The fraternity that hosted a party with 270 underage drinkers in February was sanctioned by the Temple University Greek Association (TUGA) Judiciary Committee last month.
Four fraternity brothers, an advisor and an attorney represented the Pennsylvania Alpha Delta Chapter of Pi Lambda Phi at the March 6 hearing.
The Chief Justice of the TUGA Judiciary Committee, Eli Shaika, as well the rest of the judiciary committee found the Chapter responsible for alcohol violations, according to University Greek Advisor Kristl Wiernicki.
The Chapter did not lose its University charter; the National Headquarters of Pi Lamda Phi is conducting an investigation to see what further sanctions, if any, will be taken, Wiernicki said.
After campus police and a Liquor Control Enforcement agent presented evidence in front of the judiciary committee, Shaika presented the following charges:
-Providing alcohol to minors in violation of Pennsylvania state law and Fraternity Insurance Purchasing Group (FIPG) risk management guidelines.
-Failure to comply with Pa. state law and FIPG risk management guidelines (BYOB) in the possession, sale and consumption of alcohol beverages.
-Sponsoring an open party, in violation of FIPG risk management guidelines and University’s social event registration policy.
-Failure to adhere to local fire and health codes/standards, in violation of FIPG risk management guidelines.
Wiernicki would not specify which of the four charges the fraternity was sanctioned for.
“The Pennsylvania Alpha Delta Chapter was found responsible for alcohol violations. They were not found responsible for violating fire and health codes,” Wiernicki said.
The Chapter moved back into its house about a week after they had to move out on Feb. 22 because of violations found by the Philadelphia Department of Licenses and Inspections, said Temple Police Lieutenant Robert Lowell.
The Chapter is now under social suspension, which was effective immediately after the hearing and won’t be reviewed until late fall of 2003, Wiernicki said.
Social suspension means the Chapter can have governance meetings, conferences, speakers and parties, but these would have to be held outside of the fraternity’s house at 2000 N. Broad St.

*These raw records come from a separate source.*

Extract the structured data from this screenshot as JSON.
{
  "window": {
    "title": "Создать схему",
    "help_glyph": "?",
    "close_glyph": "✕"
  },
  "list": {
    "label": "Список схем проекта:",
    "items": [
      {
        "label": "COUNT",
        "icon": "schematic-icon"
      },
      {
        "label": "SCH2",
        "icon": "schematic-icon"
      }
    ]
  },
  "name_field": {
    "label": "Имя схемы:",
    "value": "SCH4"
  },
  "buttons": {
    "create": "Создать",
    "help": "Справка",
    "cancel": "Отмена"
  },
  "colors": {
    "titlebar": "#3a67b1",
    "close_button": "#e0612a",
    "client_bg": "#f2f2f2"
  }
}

The Chapter will also have a community service requirement, must conduct an alcohol summit during the fall dry rush of 2003 and have 60 percent of its brothers in attendance at governance meetings, something they have not adhered to in the past, Wiernicki said.
In addition to the participation requirement at governance meetings, the Chapter will have to increase its participation in most of the annual Greek events, Wiernicki said.
The Chapter will also have to submit an agenda for The Greek Showcase, Greek Sing and other events in coordination with Greek Week will be required of the Chapter.
“The other Greek Week activities, up till now, they haven’t participated a great deal,” Wiernicki said.
“If they are on social suspension it means they can still, and they must, fulfill their other obligations and be a contributing member of the Greek system and that’s what the committee wants them to do.”
The Chapter is sorry for its actions and thankful for still being recognized.
“We’re sorry that we kind of brought fire to the Greek community here at Temple University,” Chapter president Phil Stefano said.
“We’re very, very happy to be still recognized as a part of Temple University and we are happy that we received such a tremendous amount of support from the Greek community.”
The social suspension is subject to review by the TUGA Executive Board no earlier than November 2003, if the obligations are met, Wiernicki said.
When the suspension period ends, the Chapter will be placed on social probation, Wiernicki said.
“Probation means you can hold an event-nothing can go wrong. It’s like sudden death overtime,” Wiernicki said.
“If anything goes wrong you’re back on suspension, probably for a much longer period of time.”
Wiernicki also said TUGA could have done more than suspended the fraternity; the Chapter could have been expelled from the Greek Association.
Chapter advisor Chad Cheleden says the Chapters’ charter will not be lifted or suspended by the National Headquarters and they are in agreement with the TUGA board on the sanctions against them.
Cheleden also said that the house is in good standing in terms of code violations.
“That house is safe and the city of Philadelphia has certified it as so,” Cheleden said.
Cheleden also said the House has four means of exit from each floor; he said the L&I code requires two.
The fire detection system met and exceeded the City building codes and “all sanctions and violations were lifted within seven days of the event,” he said.
“What it means is that the Chapter had a “clean bill of health,”” Wiernicki said.
“They had documentation indicating to the best of their knowledge they were up to code before L&I visited them on Feb.20.”
Cheleden also said the Chapter will be converting the first floor of the house into “more of a living space” for the members, with pool tables, ping pong tables and television sets.
“Yes the kids made some bad decisions-that’s’ not going to happen again,” Cheleden said.
“They’re going to change the way they do things over there. And that may mean no more big Thursday night blowouts.”
Chris Silva can be reached at email@example.com.